Lacking the presidential bully pulpit but boasting the largest congressional majority in generations, top
GOP leaders tapped one of their newest faces to give their official prime-time response to the president's address. Rather than respond directly to the president’s speech, though, Sen.
"We heard the message you sent in November — loud and clear. And now we're getting to work to change the direction Washington has been taking our country," she said.
Republicans have seemed determined since the election to shake the GOP's image of catering to the nation's wealthy elite. Ernst, calling herself a mother and soldier, recalled that while growing up she had to put plastic bread bags around her one good pair of shoes to keep them dry in the rain. These Americans "have been hurting" in the current economy, but "too often, Washington responded with the same stale mind-set that led to failed policies like Obamacare."
"That's why the new Republican majority you elected started by reforming Congress to make it function again. And now, we're working hard to pass the kind of serious job creation ideas you deserve," Ernst said.
In an unusual three-week buildup to the president’s annual address to Congress, the
“The American people have spoken,”
But instead, McConnell said, Obama has "indicated he's not for much of anything the American people voted for last November."
"I just say this with all due respect to him. He doesn't set the agenda in the Senate. We're going to try to do the things that we think will make America a better place," he said.
In a morning address to the
"[It] is unfortunate, because we're going to need real leadership from the White House – not just liberal talking points – if tax reform is going to be successful," Hatch said.
"If President Obama has his way, hundreds of billions of dollars in new taxes will undeniably trickle down on to consumers. They'll face fewer choices, higher costs and less economic freedom," he said.
After Obama announced sweeping new policies to loosen trade and restore relations with Cuba, several Republicans who oppose that approach invited like-minded activists to attend the speech as their guests in the House chamber.
House Speaker John A. Boehner invited two other Cuban pro-democracy advocates, Jorge Luis Garcia Perez and Yris Tamara Perez Aguilera.
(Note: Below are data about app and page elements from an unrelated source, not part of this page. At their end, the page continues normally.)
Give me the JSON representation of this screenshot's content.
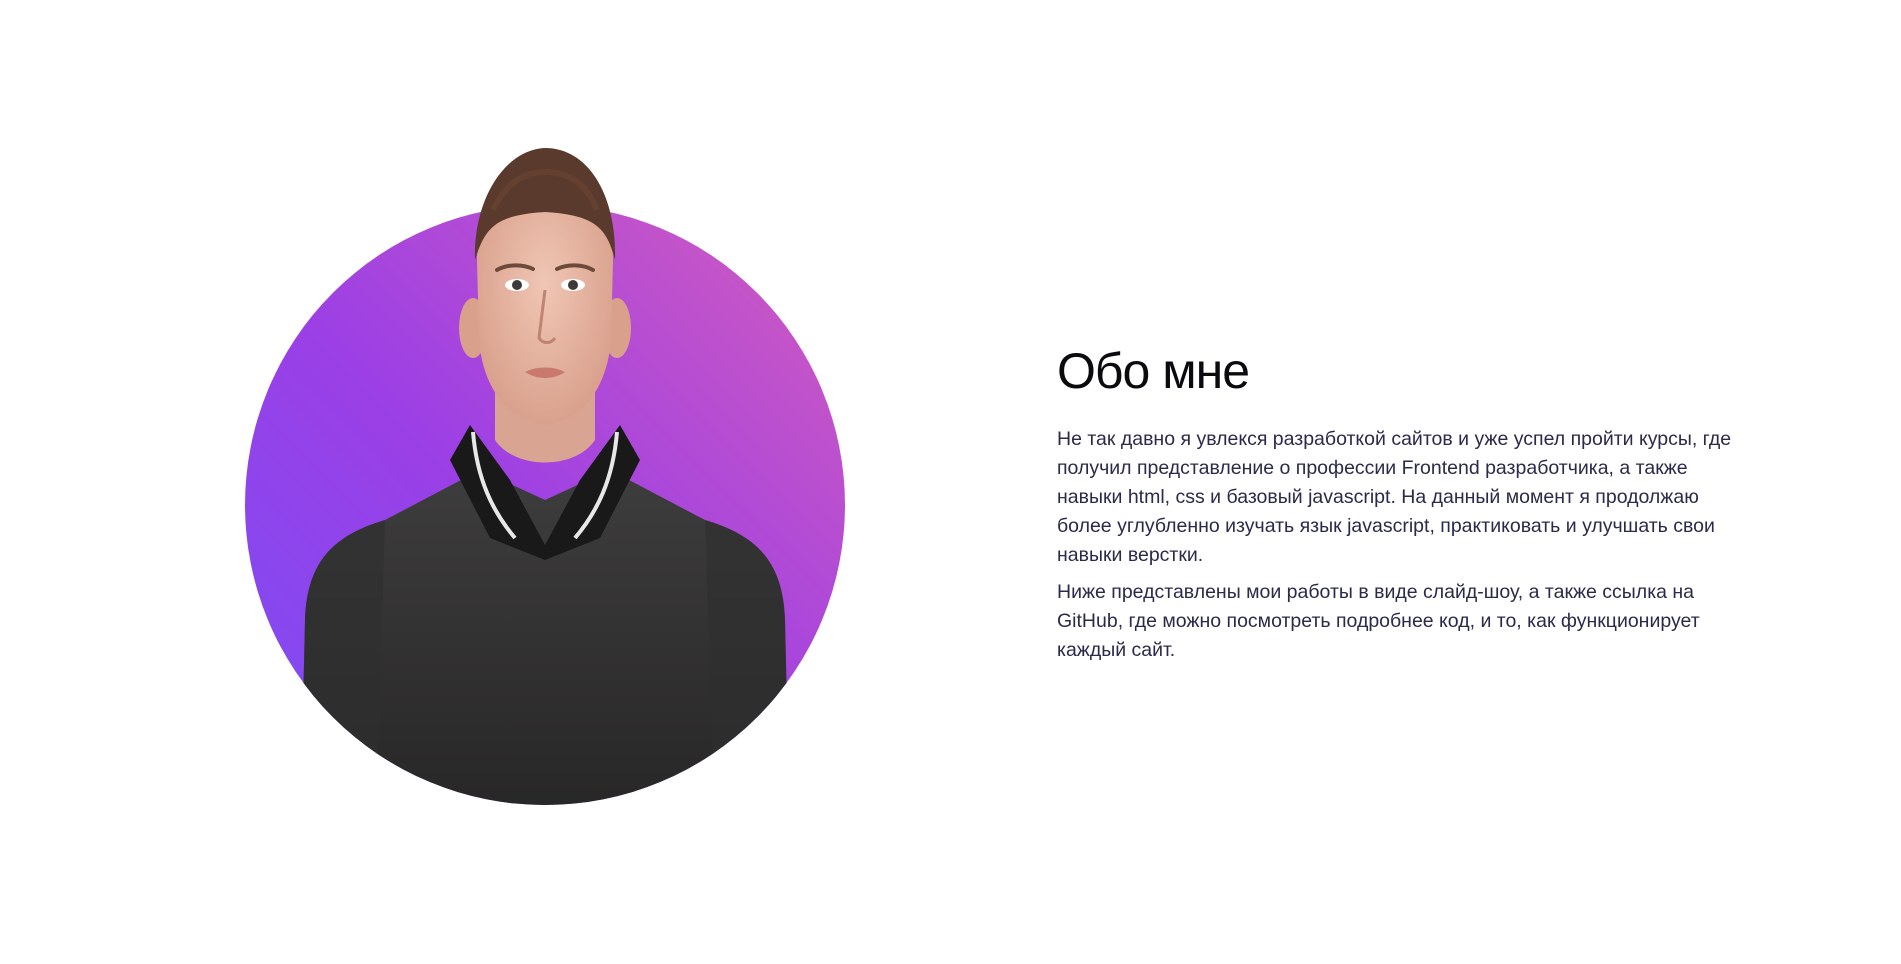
{
  "about": {
    "title": "Обо мне",
    "paragraphs": [
      "Не так давно я увлекся разработкой сайтов и уже успел пройти курсы, где получил представление о профессии Frontend разработчика, а также навыки html, css и базовый javascript. На данный момент я продолжаю более углубленно изучать язык javascript, практиковать и улучшать свои навыки верстки.",
      "Ниже представлены мои работы в виде слайд-шоу, а также ссылка на GitHub, где можно посмотреть подробнее код, и то, как функционирует каждый сайт."
    ],
    "photo": {
      "icon": "portrait-photo",
      "gradient_colors": [
        "#7b4df4",
        "#9b3fe6",
        "#d35cbd"
      ]
    }
  },
  "colors": {
    "title": "#0b0b0f",
    "text": "#2b2a4a",
    "background": "#ffffff"
  }
}
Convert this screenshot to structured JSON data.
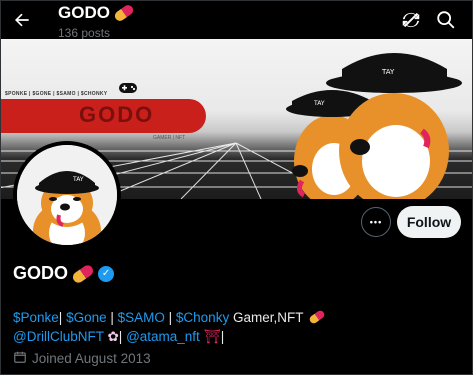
{
  "header": {
    "back_icon": "arrow-left-icon",
    "title": "GODO",
    "title_emoji": "pill-icon",
    "post_count": "136 posts",
    "actions": [
      "refresh-icon",
      "search-icon"
    ]
  },
  "banner": {
    "tickers": "$PONKE | $GONE | $SAMO | $CHONKY",
    "logo_text": "GODO",
    "subtitle": "GAMER | NFT"
  },
  "buttons": {
    "more": "•••",
    "follow": "Follow"
  },
  "profile": {
    "display_name": "GODO",
    "verified": true,
    "bio": {
      "line1": [
        {
          "text": "$Ponke",
          "type": "link"
        },
        {
          "text": "| ",
          "type": "text"
        },
        {
          "text": "$Gone",
          "type": "link"
        },
        {
          "text": " | ",
          "type": "text"
        },
        {
          "text": "$SAMO",
          "type": "link"
        },
        {
          "text": " | ",
          "type": "text"
        },
        {
          "text": "$Chonky",
          "type": "link"
        },
        {
          "text": " Gamer,NFT",
          "type": "text"
        }
      ],
      "line2": [
        {
          "text": "@DrillClubNFT",
          "type": "link"
        },
        {
          "text": "| ",
          "type": "text"
        },
        {
          "text": "@atama_nft",
          "type": "link"
        },
        {
          "text": "|",
          "type": "text"
        }
      ]
    },
    "joined": "Joined August 2013"
  },
  "colors": {
    "accent": "#1d9bf0",
    "banner_red": "#c9201c",
    "dog_orange": "#e8912a"
  }
}
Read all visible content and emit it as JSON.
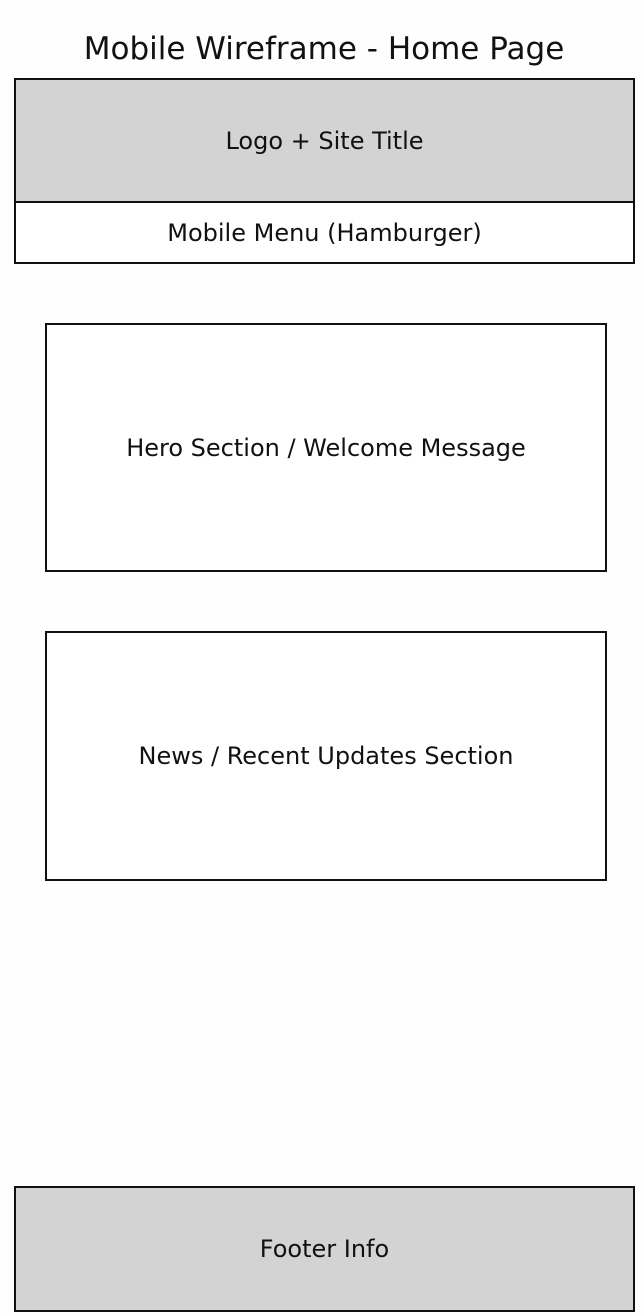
{
  "title": "Mobile Wireframe - Home Page",
  "header": {
    "label": "Logo + Site Title"
  },
  "menu": {
    "label": "Mobile Menu (Hamburger)"
  },
  "hero": {
    "label": "Hero Section / Welcome Message"
  },
  "news": {
    "label": "News / Recent Updates Section"
  },
  "footer": {
    "label": "Footer Info"
  },
  "colors": {
    "header_fill": "#d3d3d3",
    "footer_fill": "#d3d3d3",
    "border": "#111111",
    "background": "#fefefe"
  }
}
As in recent years, a prominent conservative political group organized the so-called
But, returning to English, he said: "As we respect our immigration laws, we've also got to be fair to the more than 10 million Americans currently struggling to find good jobs.… To do this, we need to secure our borders first."